*** Block opens ***
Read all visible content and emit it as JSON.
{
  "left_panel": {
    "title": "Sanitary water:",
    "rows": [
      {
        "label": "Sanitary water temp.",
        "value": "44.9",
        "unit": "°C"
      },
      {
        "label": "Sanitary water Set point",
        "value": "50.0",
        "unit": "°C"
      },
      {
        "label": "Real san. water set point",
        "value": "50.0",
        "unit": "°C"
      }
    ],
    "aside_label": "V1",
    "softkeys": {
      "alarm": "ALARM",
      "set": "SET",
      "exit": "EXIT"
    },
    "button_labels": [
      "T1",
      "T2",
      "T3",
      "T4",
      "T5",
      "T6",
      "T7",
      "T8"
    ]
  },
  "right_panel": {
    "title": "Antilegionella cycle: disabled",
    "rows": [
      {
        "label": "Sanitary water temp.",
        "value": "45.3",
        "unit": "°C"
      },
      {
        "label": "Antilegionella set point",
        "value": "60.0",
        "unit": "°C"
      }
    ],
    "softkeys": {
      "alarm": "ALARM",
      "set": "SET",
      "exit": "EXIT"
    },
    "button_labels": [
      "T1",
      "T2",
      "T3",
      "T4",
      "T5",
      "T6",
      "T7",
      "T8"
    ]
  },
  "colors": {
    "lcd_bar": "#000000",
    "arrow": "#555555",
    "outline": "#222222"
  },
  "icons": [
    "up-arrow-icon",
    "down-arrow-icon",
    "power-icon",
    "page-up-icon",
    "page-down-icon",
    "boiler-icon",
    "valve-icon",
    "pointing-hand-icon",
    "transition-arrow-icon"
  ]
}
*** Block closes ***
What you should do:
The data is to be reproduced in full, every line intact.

Reply to the task:
Read all visible content and emit it as JSON.
{
  "left_panel": {
    "title": "Sanitary water:",
    "rows": [
      {
        "label": "Sanitary water temp.",
        "value": "44.9",
        "unit": "°C"
      },
      {
        "label": "Sanitary water Set point",
        "value": "50.0",
        "unit": "°C"
      },
      {
        "label": "Real san. water set point",
        "value": "50.0",
        "unit": "°C"
      }
    ],
    "aside_label": "V1",
    "softkeys": {
      "alarm": "ALARM",
      "set": "SET",
      "exit": "EXIT"
    },
    "button_labels": [
      "T1",
      "T2",
      "T3",
      "T4",
      "T5",
      "T6",
      "T7",
      "T8"
    ]
  },
  "right_panel": {
    "title": "Antilegionella cycle: disabled",
    "rows": [
      {
        "label": "Sanitary water temp.",
        "value": "45.3",
        "unit": "°C"
      },
      {
        "label": "Antilegionella set point",
        "value": "60.0",
        "unit": "°C"
      }
    ],
    "softkeys": {
      "alarm": "ALARM",
      "set": "SET",
      "exit": "EXIT"
    },
    "button_labels": [
      "T1",
      "T2",
      "T3",
      "T4",
      "T5",
      "T6",
      "T7",
      "T8"
    ]
  },
  "colors": {
    "lcd_bar": "#000000",
    "arrow": "#555555",
    "outline": "#222222"
  },
  "icons": [
    "up-arrow-icon",
    "down-arrow-icon",
    "power-icon",
    "page-up-icon",
    "page-down-icon",
    "boiler-icon",
    "valve-icon",
    "pointing-hand-icon",
    "transition-arrow-icon"
  ]
}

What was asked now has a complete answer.